Going completely alone on a trip might not be for everyone. Some people really need to be around others and have company most of the time. Some might be wanting to visit a country that doesn’t have the safest record for travelers and a female might not feel like visiting a non-female friendly country alone.

If you do not have a friend to go with then this could present an issue as it’s often hard to find someone to go on a trip with, particularly if it’s longer than a usual week vacation.

There are other ways to tackle this issue though.

Probably not the cheapest option but one of the easiest is to join an existing group who specializes in providing single group travel. Although they don’t all target solo travelers solely, many group trips tend to have at least half their clients going along on their own making it easy to hook up with others.

These trips range from weekends away to huge trans-continental overland tours lasting many months so you could find yourself on a city break weekend to Prague or a three month expedition from Cairo to Cape Town!

These trips will often have transport and accommodation included but you will likely be spending more money than if you do it independently but remember you are getting a guide and the company of others.

If you need to keep to a tight budget but still want guaranteed company of others then using a scheme like hospitality club or couchsurfing where you end up staying with a local for a number of nights and normally they will show you around their city or area.

These schemes are done on a voluntary basis and can be a great way of seeing ‘off the beaten track’ places that the guidebooks have omitted. There is always the chance of making very good friends along the way and the opportunity to meet others through catch-up events.

Other ways to keep company on your travels could be volunteering although these tend to involve being in one place longer than you would normally as a traveler.

However there are many volunteer schemes that involve short stays, even  just a week long. Some do have expensive fees and fall more under the voluntourism banner but it’s always possible to make yourself known to local schools or other organisations and offer your services.

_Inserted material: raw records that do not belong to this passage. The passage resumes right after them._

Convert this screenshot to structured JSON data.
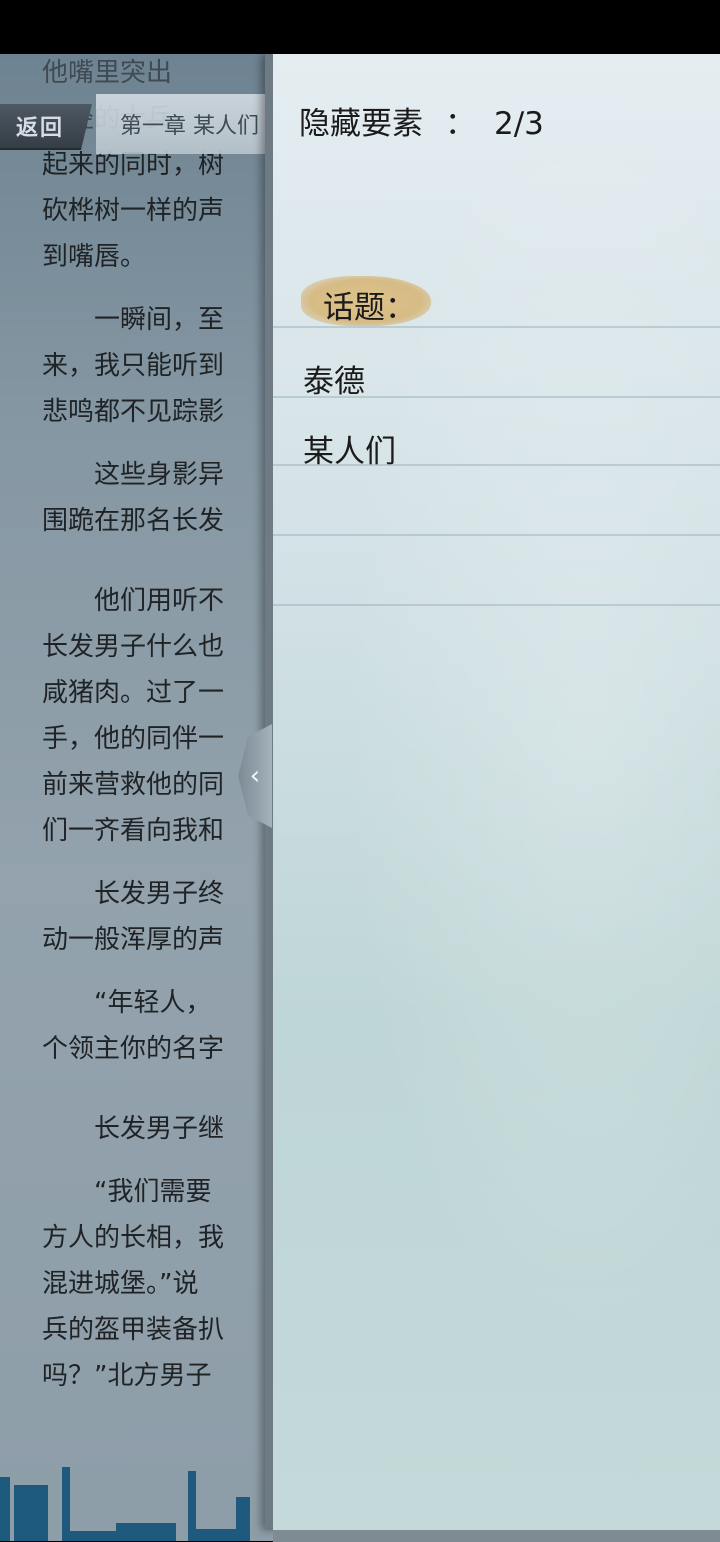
{
  "reader": {
    "back_label": "返回",
    "chapter_title": "第一章  某人们",
    "text_lines": [
      "他嘴里突出",
      "年轻的士兵",
      "起来的同时，树",
      "砍桦树一样的声",
      "到嘴唇。",
      "",
      "　　一瞬间，至",
      "来，我只能听到",
      "悲鸣都不见踪影",
      "",
      "　　这些身影异",
      "围跪在那名长发",
      "",
      "",
      "　　他们用听不",
      "长发男子什么也",
      "咸猪肉。过了一",
      "手，他的同伴一",
      "前来营救他的同",
      "们一齐看向我和",
      "",
      "　　长发男子终",
      "动一般浑厚的声",
      "",
      "　　“年轻人，",
      "个领主你的名字",
      "",
      "",
      "　　长发男子继",
      "",
      "　　“我们需要",
      "方人的长相，我",
      "混进城堡。”说",
      "兵的盔甲装备扒",
      "吗？”北方男子"
    ]
  },
  "panel": {
    "hidden_label": "隐藏要素",
    "separator": "：",
    "hidden_count": "2/3",
    "topic_label": "话题：",
    "topics": [
      "泰德",
      "某人们"
    ]
  },
  "colors": {
    "panel_bg": "#d2e1e5",
    "topic_highlight": "#d6bb84",
    "text": "#1b1b1b",
    "skyline": "#1d5a7e"
  },
  "icons": {
    "collapse_handle": "chevron-left-icon"
  }
}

Finally you could just resort to staying in friendly hostels that have dormitory rooms. These are great for meeting other travelers as even the most shy person will generally strike up a conversation in a dorm room.